Loto-Quebec and the Quebec government have agreed to reimburse therapy fees paid by thousands of problem gamblers between 1994 and 2002, but gambling advocates say the deal is a dud.

The agreement, subject to approval by a judge in March, ends an eight-year legal battle that began with a class-action lawsuit filed by video-lottery terminal addicts in 2001.

A total of 250,000 gamblers are expected to receive as much as $50 million in total compensation but the government will not admit any fault.

Those claiming compensation will have to provide a doctor's letter and a bill.

Gambling addicts who received therapy after 2002 are not eligible for compensation because medicare has been covering their bills.


Anti-gambling advocates say the deal is not a victory because the government has not admitted any responsibility for problem gambling.

Author and gambling expert Pierre Desjardins told CTV's Annie DeMelt that a court-ordered settlement would have forced Quebec to take responsibility for gambling addiction.

He says video-lottery terminals are a particular menace.

"All of the (studies), all the experts say there is a big problem with those machines," he said in an interview on Thursday.

"Loto-Quebec refuses to admit it and this is the problem. We want these machines out of the bars and restaurants."

The plaintiffs say around 119,000 Quebec gamblers can trace their addiction to VLTs.

Loto-Quebec had no immediate comment on the settlement.
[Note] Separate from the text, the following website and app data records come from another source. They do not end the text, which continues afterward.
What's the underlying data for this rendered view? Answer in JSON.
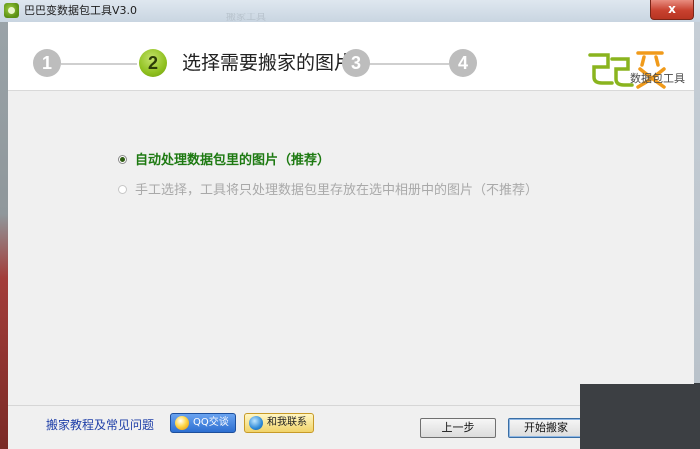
{
  "window": {
    "title": "巴巴变数据包工具V3.0",
    "ghost_title": "搬家工具",
    "close_label": "x"
  },
  "wizard": {
    "steps": [
      "1",
      "2",
      "3",
      "4"
    ],
    "active_step": 2,
    "active_title": "选择需要搬家的图片"
  },
  "logo": {
    "subtitle": "数据包工具"
  },
  "options": [
    {
      "label": "自动处理数据包里的图片（推荐）",
      "checked": true,
      "enabled": true
    },
    {
      "label": "手工选择，工具将只处理数据包里存放在选中相册中的图片（不推荐）",
      "checked": false,
      "enabled": false
    }
  ],
  "footer": {
    "help_link": "搬家教程及常见问题",
    "qq_button": "QQ交谈",
    "contact_button": "和我联系",
    "prev_button": "上一步",
    "start_button": "开始搬家"
  },
  "colors": {
    "accent_green": "#8fc01f",
    "option_green": "#1e7a12",
    "link_blue": "#1f3fa8",
    "close_red": "#c8412f"
  }
}
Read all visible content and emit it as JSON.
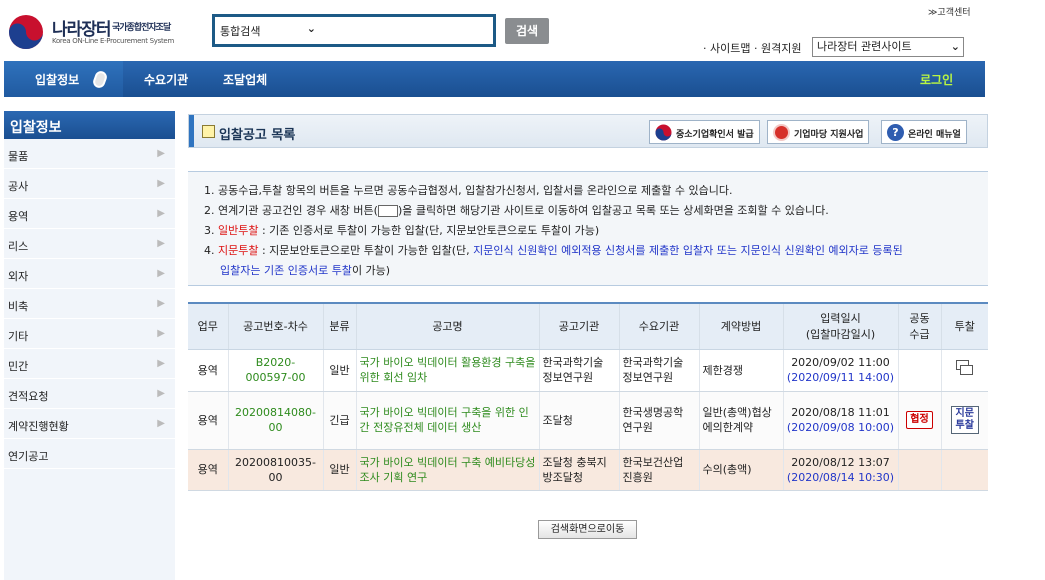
{
  "header": {
    "logo_name": "나라장터",
    "logo_sub": "국가종합전자조달",
    "logo_en": "Korea ON-Line E-Procurement System",
    "search_scope": "통합검색",
    "search_value": "",
    "search_button": "검색",
    "customer_center": "≫고객센터",
    "util_links": "· 사이트맵 · 원격지원",
    "related_sites": "나라장터 관련사이트"
  },
  "nav": {
    "items": [
      "입찰정보",
      "수요기관",
      "조달업체"
    ],
    "login": "로그인"
  },
  "sidebar": {
    "title": "입찰정보",
    "items": [
      "물품",
      "공사",
      "용역",
      "리스",
      "외자",
      "비축",
      "기타",
      "민간",
      "견적요청",
      "계약진행현황",
      "연기공고"
    ]
  },
  "page": {
    "title": "입찰공고 목록",
    "buttons": [
      "중소기업확인서 발급",
      "기업마당 지원사업",
      "온라인 매뉴얼"
    ]
  },
  "notice": {
    "line1": "1. 공동수급,투찰 항목의 버튼을 누르면 공동수급협정서, 입찰참가신청서, 입찰서를 온라인으로 제출할 수 있습니다.",
    "line2_a": "2. 연계기관 공고건인 경우 새창 버튼(",
    "line2_b": ")을 클릭하면 해당기관 사이트로 이동하여 입찰공고 목록 또는 상세화면을 조회할 수 있습니다.",
    "line3_prefix": "3. ",
    "line3_red": "일반투찰",
    "line3_rest": " : 기존 인증서로 투찰이 가능한 입찰(단, 지문보안토큰으로도 투찰이 가능)",
    "line4_prefix": "4. ",
    "line4_red": "지문투찰",
    "line4_rest": " : 지문보안토큰으로만 투찰이 가능한 입찰(단, ",
    "line4_blue": "지문인식 신원확인 예외적용 신청서를 제출한 입찰자 또는 지문인식 신원확인 예외자로 등록된",
    "line5_blue": "입찰자는 기존 인증서로 투찰",
    "line5_rest": "이 가능)"
  },
  "table": {
    "headers": [
      "업무",
      "공고번호-차수",
      "분류",
      "공고명",
      "공고기관",
      "수요기관",
      "계약방법",
      "입력일시",
      "(입찰마감일시)",
      "공동",
      "수급",
      "투찰"
    ],
    "rows": [
      {
        "biz": "용역",
        "no1": "B2020-",
        "no2": "000597-00",
        "type": "일반",
        "name": "국가 바이오 빅데이터 활용환경 구축을 위한 회선 임차",
        "org1": "한국과학기술",
        "org1b": "정보연구원",
        "dem1": "한국과학기술",
        "dem1b": "정보연구원",
        "method": "제한경쟁",
        "input": "2020/09/02 11:00",
        "deadline": "(2020/09/11 14:00)",
        "joint": "",
        "bid": "submit-window-icon"
      },
      {
        "biz": "용역",
        "no1": "20200814080-",
        "no2": "00",
        "type": "긴급",
        "name": "국가 바이오 빅데이터 구축을 위한 인간 전장유전체 데이터 생산",
        "org1": "조달청",
        "org1b": "",
        "dem1": "한국생명공학",
        "dem1b": "연구원",
        "method": "일반(총액)협상에의한계약",
        "input": "2020/08/18 11:01",
        "deadline": "(2020/09/08 10:00)",
        "joint": "협정",
        "bid": "지문투찰"
      },
      {
        "biz": "용역",
        "no1": "20200810035-",
        "no2": "00",
        "type": "일반",
        "name": "국가 바이오 빅데이터 구축 예비타당성조사 기획 연구",
        "org1": "조달청 충북지",
        "org1b": "방조달청",
        "dem1": "한국보건산업",
        "dem1b": "진흥원",
        "method": "수의(총액)",
        "input": "2020/08/12 13:07",
        "deadline": "(2020/08/14 10:30)",
        "joint": "",
        "bid": ""
      }
    ]
  },
  "back_button": "검색화면으로이동"
}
The gambling agency will publish notices in newspapers on January 16 to announce the deal.